The yarn, being a single, shows the inconsistencies involved in spinning more than a 2 ply would, and the fabric has subtle weft wise streaks in it. This should even out to a large degree during wet finishing, which will include a hard press.
Many people do not understand that a hard press is not ironing.
When you iron, you sweep the heated iron back and forth across the cloth. A hard press is when you clamp the iron down tightly in order to compress the threads. This effectively notches the warp and weft together. The surface becomes smooth. Threads that shine become much more reflective and gleam - something that we prize in yarns like silk and linen (or Tencel, mercerized cotton, and so on.)
When I'm wet finishing my goal is to get a cohesive fabric, one where the warp and the weft come together becoming a whole that is greater than the individual parts. When I feel a fabric, I do not want to feel individual threads, I want to feel an integrated cloth.
Right now I am blessed with owning and being able to operate an industrial steam press. This makes the enormous job of hard pressing much more efficient. I used to use an Elna flat bed press - a small home press. Doug and I pressed literally thousands of placemats on it. Pressing yardage could be done, but it was difficult and slow. The industrial press makes short work of pressing yardage as well as smaller items.

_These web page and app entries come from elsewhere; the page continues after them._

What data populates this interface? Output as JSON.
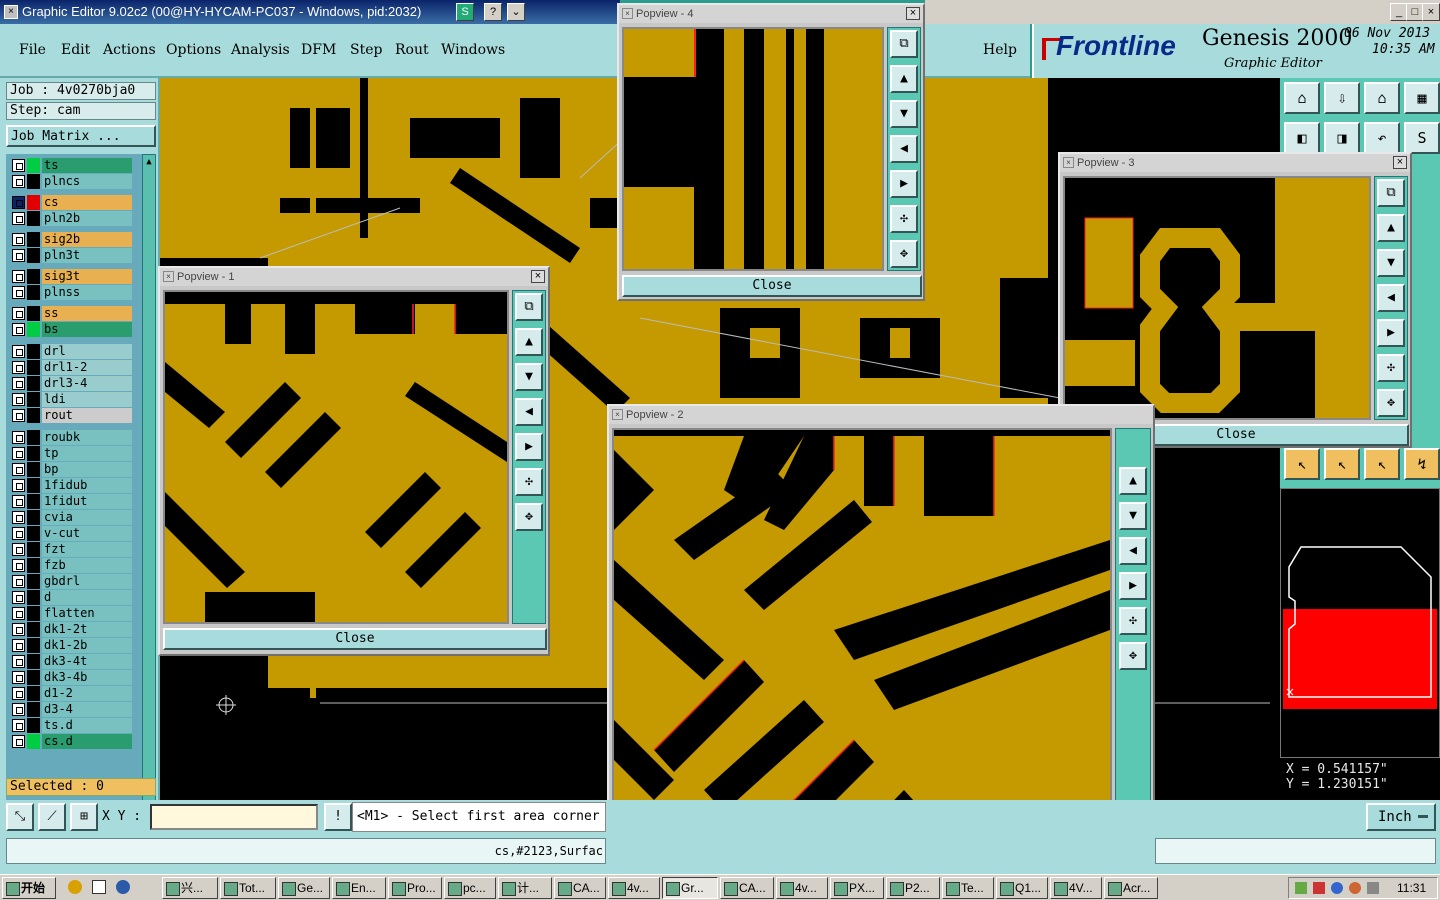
{
  "window": {
    "title": "Graphic Editor 9.02c2 (00@HY-HYCAM-PC037 - Windows, pid:2032)",
    "title_buttons": [
      "S",
      "?",
      "⌄"
    ],
    "right_buttons": [
      "_",
      "□",
      "×"
    ]
  },
  "menu": {
    "items": [
      "File",
      "Edit",
      "Actions",
      "Options",
      "Analysis",
      "DFM",
      "Step",
      "Rout",
      "Windows"
    ],
    "help": "Help"
  },
  "brand": {
    "logo": "Frontline",
    "product": "Genesis 2000",
    "subtitle": "Graphic Editor",
    "date": "06 Nov 2013",
    "time": "10:35 AM"
  },
  "job": {
    "job_label": "Job : 4v0270bja0",
    "step_label": "Step: cam",
    "matrix_button": "Job Matrix ..."
  },
  "layers": [
    {
      "name": "ts",
      "color": "#2a9d6f",
      "marker": ""
    },
    {
      "name": "plncs",
      "color": "#79c0c0",
      "marker": ""
    },
    {
      "name": "cs",
      "color": "#e8b050",
      "marker": "#e00000",
      "active": true
    },
    {
      "name": "pln2b",
      "color": "#79c0c0",
      "marker": ""
    },
    {
      "name": "sig2b",
      "color": "#e8b050",
      "marker": ""
    },
    {
      "name": "pln3t",
      "color": "#79c0c0",
      "marker": ""
    },
    {
      "name": "sig3t",
      "color": "#e8b050",
      "marker": ""
    },
    {
      "name": "plnss",
      "color": "#79c0c0",
      "marker": ""
    },
    {
      "name": "ss",
      "color": "#e8b050",
      "marker": ""
    },
    {
      "name": "bs",
      "color": "#2a9d6f",
      "marker": ""
    },
    {
      "name": "drl",
      "color": "#9cc",
      "marker": ""
    },
    {
      "name": "drl1-2",
      "color": "#9cc",
      "marker": ""
    },
    {
      "name": "drl3-4",
      "color": "#9cc",
      "marker": ""
    },
    {
      "name": "ldi",
      "color": "#9cc",
      "marker": ""
    },
    {
      "name": "rout",
      "color": "#ccc",
      "marker": ""
    },
    {
      "name": "roubk",
      "color": "#79c0c0",
      "marker": ""
    },
    {
      "name": "tp",
      "color": "#79c0c0",
      "marker": ""
    },
    {
      "name": "bp",
      "color": "#79c0c0",
      "marker": ""
    },
    {
      "name": "1fidub",
      "color": "#79c0c0",
      "marker": ""
    },
    {
      "name": "1fidut",
      "color": "#79c0c0",
      "marker": ""
    },
    {
      "name": "cvia",
      "color": "#79c0c0",
      "marker": ""
    },
    {
      "name": "v-cut",
      "color": "#79c0c0",
      "marker": ""
    },
    {
      "name": "fzt",
      "color": "#79c0c0",
      "marker": ""
    },
    {
      "name": "fzb",
      "color": "#79c0c0",
      "marker": ""
    },
    {
      "name": "gbdrl",
      "color": "#79c0c0",
      "marker": ""
    },
    {
      "name": "d",
      "color": "#79c0c0",
      "marker": ""
    },
    {
      "name": "flatten",
      "color": "#79c0c0",
      "marker": ""
    },
    {
      "name": "dk1-2t",
      "color": "#79c0c0",
      "marker": ""
    },
    {
      "name": "dk1-2b",
      "color": "#79c0c0",
      "marker": ""
    },
    {
      "name": "dk3-4t",
      "color": "#79c0c0",
      "marker": ""
    },
    {
      "name": "dk3-4b",
      "color": "#79c0c0",
      "marker": ""
    },
    {
      "name": "d1-2",
      "color": "#79c0c0",
      "marker": ""
    },
    {
      "name": "d3-4",
      "color": "#79c0c0",
      "marker": ""
    },
    {
      "name": "ts.d",
      "color": "#79c0c0",
      "marker": ""
    },
    {
      "name": "cs.d",
      "color": "#2a9d6f",
      "marker": ""
    }
  ],
  "selected": "Selected : 0",
  "popups": {
    "p1": {
      "title": "Popview - 1",
      "close": "Close"
    },
    "p2": {
      "title": "Popview - 2",
      "close": "Close"
    },
    "p3": {
      "title": "Popview - 3",
      "close": "Close"
    },
    "p4": {
      "title": "Popview - 4",
      "close": "Close"
    }
  },
  "coords": {
    "x": "X = 0.541157\"",
    "y": "Y = 1.230151\""
  },
  "cmd": {
    "xy_label": "X Y :",
    "xy_value": "",
    "prompt": "<M1> - Select first area corner",
    "units": "Inch"
  },
  "status": "cs,#2123,Surfac",
  "taskbar": {
    "start": "开始",
    "tasks": [
      "兴...",
      "Tot...",
      "Ge...",
      "En...",
      "Pro...",
      "pc...",
      "计...",
      "CA...",
      "4v...",
      "Gr...",
      "CA...",
      "4v...",
      "PX...",
      "P2...",
      "Te...",
      "Q1...",
      "4V...",
      "Acr..."
    ],
    "clock": "11:31"
  },
  "colors": {
    "copper": "#c49a00",
    "edge": "#ff2020",
    "teal": "#5bc8b4"
  }
}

I don't know how much longer I will be able to afford to house and operate the press. It's one reason I'm madly weaving up as much of my fine thread stash as I can. I can easily press scarves on the small flat bed press even though it takes me longer, but tea towels and larger items are more fiddly on the small press. :)